**Work order:** Search the data below for the string "JSON". Extract every line that contains it.

**Input records:**

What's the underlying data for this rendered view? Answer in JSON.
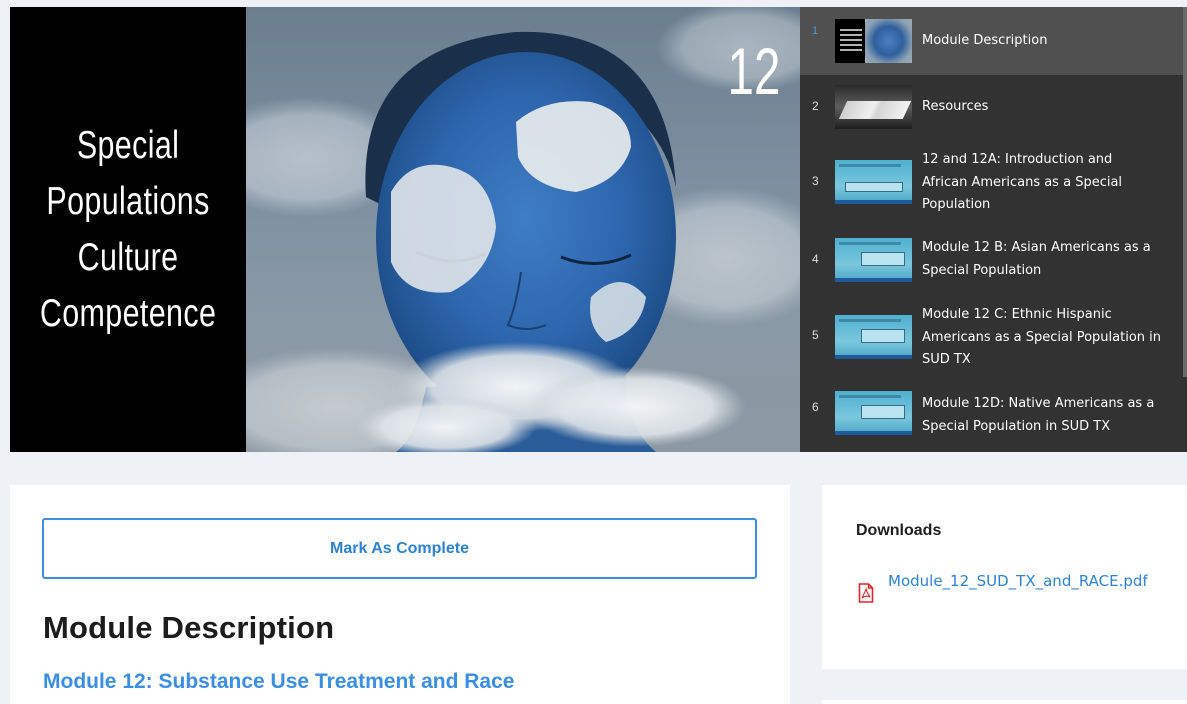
{
  "video": {
    "title_lines": [
      "Special",
      "Populations",
      "Culture",
      "Competence"
    ],
    "number": "12"
  },
  "playlist": [
    {
      "index": "1",
      "label": "Module Description",
      "thumb": "title-slide",
      "active": true
    },
    {
      "index": "2",
      "label": "Resources",
      "thumb": "book"
    },
    {
      "index": "3",
      "label": "12 and 12A: Introduction and African Americans as a Special Population",
      "thumb": "slide"
    },
    {
      "index": "4",
      "label": "Module 12 B: Asian Americans as a Special Population",
      "thumb": "slide"
    },
    {
      "index": "5",
      "label": "Module 12 C: Ethnic Hispanic Americans as a Special Population in SUD TX",
      "thumb": "slide"
    },
    {
      "index": "6",
      "label": "Module 12D: Native Americans as a Special Population in SUD TX",
      "thumb": "slide"
    }
  ],
  "main": {
    "mark_complete_label": "Mark As Complete",
    "page_title": "Module Description",
    "subtitle": "Module 12: Substance Use Treatment and Race"
  },
  "downloads": {
    "heading": "Downloads",
    "file_name": "Module_12_SUD_TX_and_RACE.pdf",
    "file_icon": "pdf-file-icon"
  },
  "colors": {
    "accent": "#3a8ee6",
    "playlist_bg": "#323232",
    "playlist_active": "#505050",
    "page_bg": "#eef1f5"
  }
}
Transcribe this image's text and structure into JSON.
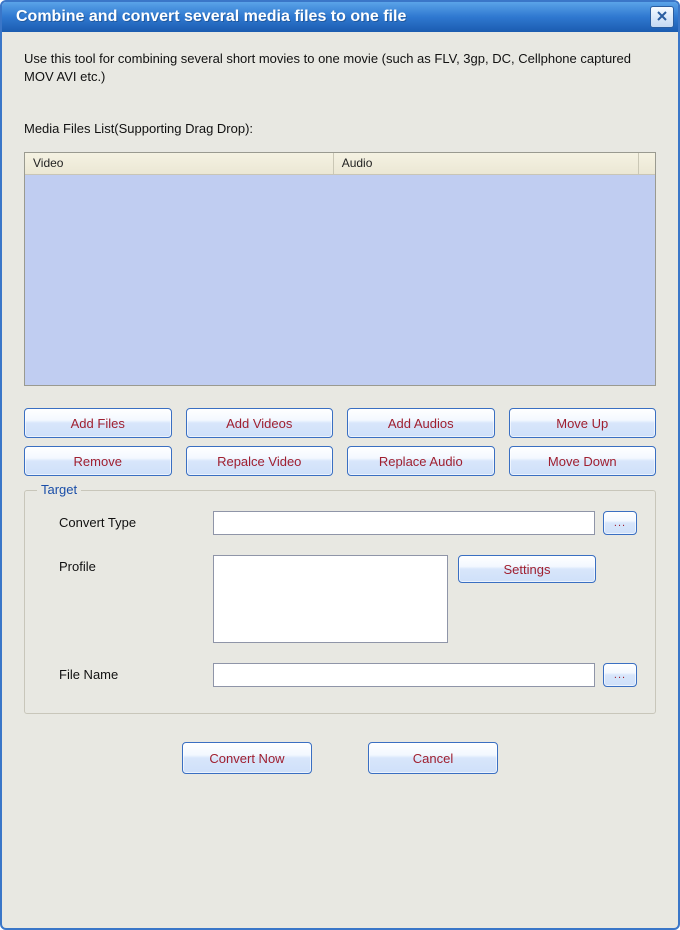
{
  "title": "Combine and convert several media files to one file",
  "intro": "Use this tool for combining several short movies to one movie (such as FLV, 3gp, DC, Cellphone captured MOV AVI etc.)",
  "media_list_label": "Media Files List(Supporting Drag  Drop):",
  "columns": {
    "video": "Video",
    "audio": "Audio"
  },
  "rows": [],
  "buttons": {
    "add_files": "Add Files",
    "add_videos": "Add Videos",
    "add_audios": "Add Audios",
    "move_up": "Move Up",
    "remove": "Remove",
    "replace_video": "Repalce Video",
    "replace_audio": "Replace Audio",
    "move_down": "Move Down",
    "browse": "...",
    "browse2": "...",
    "settings": "Settings",
    "convert_now": "Convert Now",
    "cancel": "Cancel"
  },
  "target": {
    "legend": "Target",
    "convert_type_label": "Convert Type",
    "convert_type_value": "",
    "profile_label": "Profile",
    "profile_value": "",
    "file_name_label": "File Name",
    "file_name_value": ""
  }
}
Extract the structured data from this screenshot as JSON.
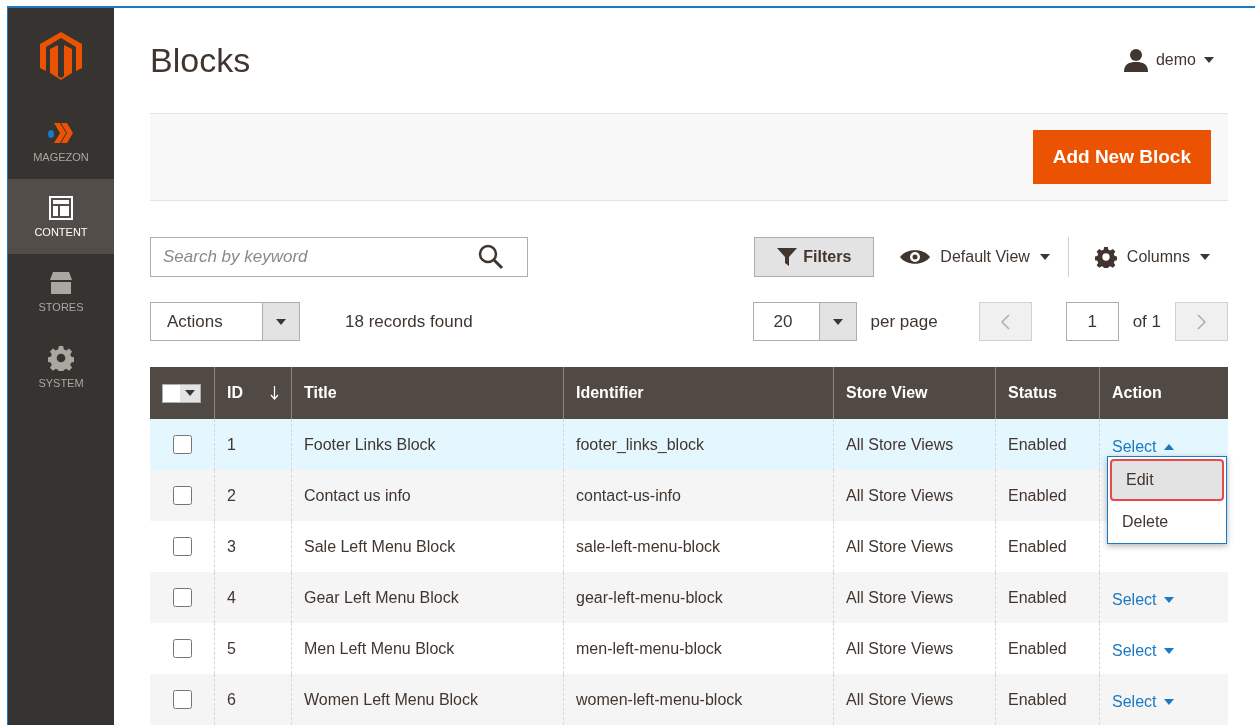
{
  "sidebar": {
    "items": [
      {
        "kind": "magezon",
        "label": "MAGEZON",
        "selected": false
      },
      {
        "kind": "content",
        "label": "CONTENT",
        "selected": true
      },
      {
        "kind": "stores",
        "label": "STORES",
        "selected": false
      },
      {
        "kind": "system",
        "label": "SYSTEM",
        "selected": false
      }
    ]
  },
  "page_title": "Blocks",
  "user": "demo",
  "add_button": "Add New Block",
  "search": {
    "placeholder": "Search by keyword"
  },
  "filters": "Filters",
  "view": "Default View",
  "columns_control": "Columns",
  "actions": "Actions",
  "records": "18 records found",
  "per_page": {
    "value": "20",
    "label": "per page"
  },
  "pager": {
    "page": "1",
    "of": "of 1"
  },
  "table": {
    "header_checkbox": {
      "checked": false
    },
    "columns": [
      "ID",
      "Title",
      "Identifier",
      "Store View",
      "Status",
      "Action"
    ],
    "rows": [
      {
        "id": "1",
        "title": "Footer Links Block",
        "identifier": "footer_links_block",
        "store": "All Store Views",
        "status": "Enabled",
        "action": "Select",
        "checked": false,
        "expanded": true
      },
      {
        "id": "2",
        "title": "Contact us info",
        "identifier": "contact-us-info",
        "store": "All Store Views",
        "status": "Enabled",
        "checked": false
      },
      {
        "id": "3",
        "title": "Sale Left Menu Block",
        "identifier": "sale-left-menu-block",
        "store": "All Store Views",
        "status": "Enabled",
        "checked": false
      },
      {
        "id": "4",
        "title": "Gear Left Menu Block",
        "identifier": "gear-left-menu-block",
        "store": "All Store Views",
        "status": "Enabled",
        "action": "Select",
        "checked": false,
        "expanded": false
      },
      {
        "id": "5",
        "title": "Men Left Menu Block",
        "identifier": "men-left-menu-block",
        "store": "All Store Views",
        "status": "Enabled",
        "action": "Select",
        "checked": false,
        "expanded": false
      },
      {
        "id": "6",
        "title": "Women Left Menu Block",
        "identifier": "women-left-menu-block",
        "store": "All Store Views",
        "status": "Enabled",
        "action": "Select",
        "checked": false,
        "expanded": false
      }
    ]
  },
  "action_menu": [
    {
      "label": "Edit",
      "selected": true
    },
    {
      "label": "Delete",
      "selected": false
    }
  ]
}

**Response:**
What's the underlying data for this rendered view? Answer in JSON.
Transcribe this image's text and structure into JSON.
Extract the structured data from this screenshot as JSON.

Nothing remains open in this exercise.